Taking this experience and allowing smaller businesses to access it at what is often a fraction of the cost compared with the agencies these Consultants came from, is surely very desirable.

Consultants, like myself, usually work with or have alignments with a number of industry people who may well have ‘gone solo’ in an attempt to concentrate on their specialism. For example, the people I work with when I identify certain marketing requirements like web design, brand identity or search engine optimisation are, in my opinion the best at what they do and I have worked with them before wearing different hats. These people also only offer the specialist work they do allowing the Consultant to take the brief, identify the need, plan the activity, deal with the client, manage and deliver the work all effectively and efficiently. Simple.

This way of working should also be attractive to the potential customer as he/she has an experienced, singular point of contact who invests time in getting to know their business (the Consultant) and all the tools to deliver the marketing objectives.

Not unlike an agency structure I hear you say. Well, actually you have a point. However, what an agency does have is overheads; lots of them in the form of office costs, employee costs, insurance costs, travel costs, running costs etc that all have to be covered usually by the client even if they are not actually used by this client. When working with a Consultant, a client is typically operating a pay as you go type structure not covering agency costs.

In addition, the people employed by the agency almost certainly will not have the industry experience that the Consultant has or the level of expertise offered by the industry specialists brought in by the Consultant if required.

When applying all this to the small business, it is likely that the business owner is the person driving marketing. He/she will not have the skills to deliver effective marketing and therefore may (reluctantly) have to bring in a specialist. The right person for the job is not an agency, but an experienced professional who can work with that small business on the areas it needs = Quality marketing, added value at a proper cost.

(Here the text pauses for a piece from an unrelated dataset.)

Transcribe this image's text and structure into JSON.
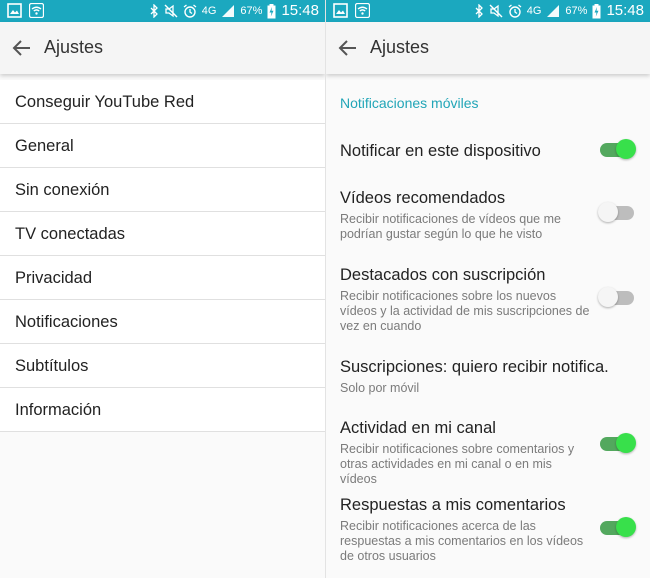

After all, why use a sledgehammer to crack a nut?

Put me to the test?